(Web page and app entries)
#####

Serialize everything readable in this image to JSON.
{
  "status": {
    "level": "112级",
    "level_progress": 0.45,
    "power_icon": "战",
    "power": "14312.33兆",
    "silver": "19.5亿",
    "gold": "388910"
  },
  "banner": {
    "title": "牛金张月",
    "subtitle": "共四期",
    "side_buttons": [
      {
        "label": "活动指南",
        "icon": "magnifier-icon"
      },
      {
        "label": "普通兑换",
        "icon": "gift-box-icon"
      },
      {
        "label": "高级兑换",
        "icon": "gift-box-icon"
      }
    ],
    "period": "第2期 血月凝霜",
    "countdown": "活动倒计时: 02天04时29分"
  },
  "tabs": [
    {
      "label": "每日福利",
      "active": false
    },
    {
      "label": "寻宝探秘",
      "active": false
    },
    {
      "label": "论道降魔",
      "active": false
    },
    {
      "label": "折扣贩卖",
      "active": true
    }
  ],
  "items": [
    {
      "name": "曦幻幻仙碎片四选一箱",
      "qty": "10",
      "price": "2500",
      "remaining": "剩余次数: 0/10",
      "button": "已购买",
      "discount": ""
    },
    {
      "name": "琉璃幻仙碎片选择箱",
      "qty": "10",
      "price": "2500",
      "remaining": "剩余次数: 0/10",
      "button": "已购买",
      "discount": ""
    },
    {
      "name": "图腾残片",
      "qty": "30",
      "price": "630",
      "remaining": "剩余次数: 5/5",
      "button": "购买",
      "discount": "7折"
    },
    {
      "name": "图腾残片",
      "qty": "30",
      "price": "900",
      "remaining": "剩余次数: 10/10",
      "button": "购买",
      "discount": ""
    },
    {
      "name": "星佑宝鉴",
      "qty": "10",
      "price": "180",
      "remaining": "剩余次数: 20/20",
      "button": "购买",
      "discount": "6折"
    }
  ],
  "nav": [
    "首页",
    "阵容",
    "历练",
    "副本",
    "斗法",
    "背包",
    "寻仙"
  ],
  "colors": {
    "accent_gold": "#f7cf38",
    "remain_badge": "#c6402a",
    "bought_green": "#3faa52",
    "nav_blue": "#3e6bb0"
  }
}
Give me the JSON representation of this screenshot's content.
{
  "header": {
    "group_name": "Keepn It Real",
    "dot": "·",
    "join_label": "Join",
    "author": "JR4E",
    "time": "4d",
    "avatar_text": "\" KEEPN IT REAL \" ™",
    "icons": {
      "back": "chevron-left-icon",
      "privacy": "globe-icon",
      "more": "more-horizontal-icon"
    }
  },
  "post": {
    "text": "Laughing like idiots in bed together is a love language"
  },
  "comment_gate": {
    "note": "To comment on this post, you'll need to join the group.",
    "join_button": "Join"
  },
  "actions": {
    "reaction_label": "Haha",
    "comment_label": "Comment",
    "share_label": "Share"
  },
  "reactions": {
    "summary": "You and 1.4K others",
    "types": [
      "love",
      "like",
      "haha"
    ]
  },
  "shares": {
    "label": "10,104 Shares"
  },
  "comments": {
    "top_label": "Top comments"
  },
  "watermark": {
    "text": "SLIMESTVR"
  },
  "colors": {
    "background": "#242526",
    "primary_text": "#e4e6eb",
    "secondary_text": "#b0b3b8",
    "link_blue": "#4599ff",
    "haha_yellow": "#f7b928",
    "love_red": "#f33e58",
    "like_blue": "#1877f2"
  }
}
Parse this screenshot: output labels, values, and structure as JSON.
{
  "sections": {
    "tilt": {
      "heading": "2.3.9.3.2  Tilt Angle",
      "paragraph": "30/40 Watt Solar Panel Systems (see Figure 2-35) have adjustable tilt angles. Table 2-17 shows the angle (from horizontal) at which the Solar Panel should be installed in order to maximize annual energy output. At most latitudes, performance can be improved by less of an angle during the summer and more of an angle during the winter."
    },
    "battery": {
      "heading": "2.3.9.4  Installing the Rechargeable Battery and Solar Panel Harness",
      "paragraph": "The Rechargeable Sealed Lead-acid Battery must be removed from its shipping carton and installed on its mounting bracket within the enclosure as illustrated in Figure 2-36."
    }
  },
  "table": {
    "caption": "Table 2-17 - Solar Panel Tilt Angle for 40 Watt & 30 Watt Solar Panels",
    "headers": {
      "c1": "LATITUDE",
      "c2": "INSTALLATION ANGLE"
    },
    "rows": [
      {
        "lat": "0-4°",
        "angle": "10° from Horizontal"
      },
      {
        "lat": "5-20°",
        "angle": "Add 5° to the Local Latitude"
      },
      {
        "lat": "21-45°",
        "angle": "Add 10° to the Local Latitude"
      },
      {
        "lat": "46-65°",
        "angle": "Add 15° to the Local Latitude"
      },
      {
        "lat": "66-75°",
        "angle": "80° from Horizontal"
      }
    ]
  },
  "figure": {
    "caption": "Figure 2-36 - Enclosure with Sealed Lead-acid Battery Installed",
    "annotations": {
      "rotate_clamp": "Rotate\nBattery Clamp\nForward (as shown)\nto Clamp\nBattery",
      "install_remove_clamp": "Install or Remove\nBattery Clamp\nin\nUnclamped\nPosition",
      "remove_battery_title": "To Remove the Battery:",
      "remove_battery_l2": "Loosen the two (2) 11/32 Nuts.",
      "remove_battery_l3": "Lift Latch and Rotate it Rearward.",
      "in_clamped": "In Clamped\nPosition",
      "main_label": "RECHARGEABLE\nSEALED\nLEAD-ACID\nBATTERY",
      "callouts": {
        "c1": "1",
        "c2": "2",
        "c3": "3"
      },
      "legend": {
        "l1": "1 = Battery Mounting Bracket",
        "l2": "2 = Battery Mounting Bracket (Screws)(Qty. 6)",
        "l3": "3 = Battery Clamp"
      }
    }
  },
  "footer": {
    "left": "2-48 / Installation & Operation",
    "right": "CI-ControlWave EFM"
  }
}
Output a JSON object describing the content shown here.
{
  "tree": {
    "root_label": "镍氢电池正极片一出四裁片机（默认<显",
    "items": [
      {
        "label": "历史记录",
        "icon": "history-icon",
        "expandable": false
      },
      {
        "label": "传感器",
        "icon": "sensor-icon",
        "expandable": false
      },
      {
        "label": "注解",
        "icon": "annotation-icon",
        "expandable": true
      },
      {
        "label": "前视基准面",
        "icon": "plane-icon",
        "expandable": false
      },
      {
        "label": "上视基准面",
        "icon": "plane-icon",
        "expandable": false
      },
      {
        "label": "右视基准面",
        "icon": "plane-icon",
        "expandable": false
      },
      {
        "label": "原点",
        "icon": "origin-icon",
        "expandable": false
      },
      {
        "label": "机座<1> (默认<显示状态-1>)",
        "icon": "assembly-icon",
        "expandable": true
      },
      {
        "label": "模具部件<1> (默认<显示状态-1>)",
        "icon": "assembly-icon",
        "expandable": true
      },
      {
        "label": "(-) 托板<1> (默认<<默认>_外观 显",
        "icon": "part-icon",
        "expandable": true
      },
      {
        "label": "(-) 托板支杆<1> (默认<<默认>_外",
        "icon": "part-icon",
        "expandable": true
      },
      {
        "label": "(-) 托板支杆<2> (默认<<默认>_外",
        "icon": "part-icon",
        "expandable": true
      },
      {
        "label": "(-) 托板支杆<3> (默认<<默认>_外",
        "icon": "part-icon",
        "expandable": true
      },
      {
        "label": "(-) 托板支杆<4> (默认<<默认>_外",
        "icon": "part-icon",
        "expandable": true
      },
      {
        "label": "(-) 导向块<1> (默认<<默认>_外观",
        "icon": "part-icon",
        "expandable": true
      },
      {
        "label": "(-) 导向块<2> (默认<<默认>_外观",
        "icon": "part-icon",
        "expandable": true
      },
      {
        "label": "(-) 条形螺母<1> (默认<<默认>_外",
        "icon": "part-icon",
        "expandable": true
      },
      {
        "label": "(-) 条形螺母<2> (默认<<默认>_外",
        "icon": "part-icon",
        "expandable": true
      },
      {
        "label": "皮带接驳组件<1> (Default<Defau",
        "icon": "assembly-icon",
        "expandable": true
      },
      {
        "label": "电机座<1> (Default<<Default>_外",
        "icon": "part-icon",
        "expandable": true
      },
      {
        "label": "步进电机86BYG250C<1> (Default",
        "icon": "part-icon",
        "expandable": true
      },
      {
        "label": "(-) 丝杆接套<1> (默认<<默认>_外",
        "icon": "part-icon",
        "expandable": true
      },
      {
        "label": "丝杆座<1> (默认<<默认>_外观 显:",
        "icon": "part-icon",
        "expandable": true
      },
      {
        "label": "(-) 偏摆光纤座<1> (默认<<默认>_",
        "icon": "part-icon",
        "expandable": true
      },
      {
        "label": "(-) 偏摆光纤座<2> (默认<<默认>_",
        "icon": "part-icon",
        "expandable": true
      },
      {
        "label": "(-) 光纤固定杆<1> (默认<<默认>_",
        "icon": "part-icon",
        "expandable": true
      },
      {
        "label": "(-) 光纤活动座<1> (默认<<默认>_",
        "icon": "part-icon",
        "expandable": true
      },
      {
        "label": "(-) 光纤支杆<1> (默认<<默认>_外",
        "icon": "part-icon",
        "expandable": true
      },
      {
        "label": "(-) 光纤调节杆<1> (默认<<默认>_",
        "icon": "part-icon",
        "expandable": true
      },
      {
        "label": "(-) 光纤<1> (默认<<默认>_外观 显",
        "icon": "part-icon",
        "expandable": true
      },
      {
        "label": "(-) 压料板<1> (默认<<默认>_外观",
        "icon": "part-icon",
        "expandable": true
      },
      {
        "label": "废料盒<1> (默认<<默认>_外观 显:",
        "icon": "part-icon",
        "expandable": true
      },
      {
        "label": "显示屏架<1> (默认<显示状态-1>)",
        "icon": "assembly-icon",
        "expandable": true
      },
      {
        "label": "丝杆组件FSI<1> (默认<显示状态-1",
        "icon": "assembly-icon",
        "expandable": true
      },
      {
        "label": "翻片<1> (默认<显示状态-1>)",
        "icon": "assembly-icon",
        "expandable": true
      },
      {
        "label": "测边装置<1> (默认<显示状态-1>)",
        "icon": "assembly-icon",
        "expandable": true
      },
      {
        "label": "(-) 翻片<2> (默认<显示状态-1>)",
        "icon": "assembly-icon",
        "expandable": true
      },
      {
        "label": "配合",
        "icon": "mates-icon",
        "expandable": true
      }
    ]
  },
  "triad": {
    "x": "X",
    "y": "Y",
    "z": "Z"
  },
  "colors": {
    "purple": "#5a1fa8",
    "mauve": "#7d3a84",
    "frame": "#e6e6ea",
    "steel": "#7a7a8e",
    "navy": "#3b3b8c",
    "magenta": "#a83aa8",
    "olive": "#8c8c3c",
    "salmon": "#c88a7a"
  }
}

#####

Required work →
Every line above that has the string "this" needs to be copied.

Reply to the task →
Serialize everything readable in this image to JSON.
Give me the JSON representation of this screenshot's content.
    "note": "To comment on this post, you'll need to join the group.",
Parse this screenshot: output labels, values, and structure as JSON.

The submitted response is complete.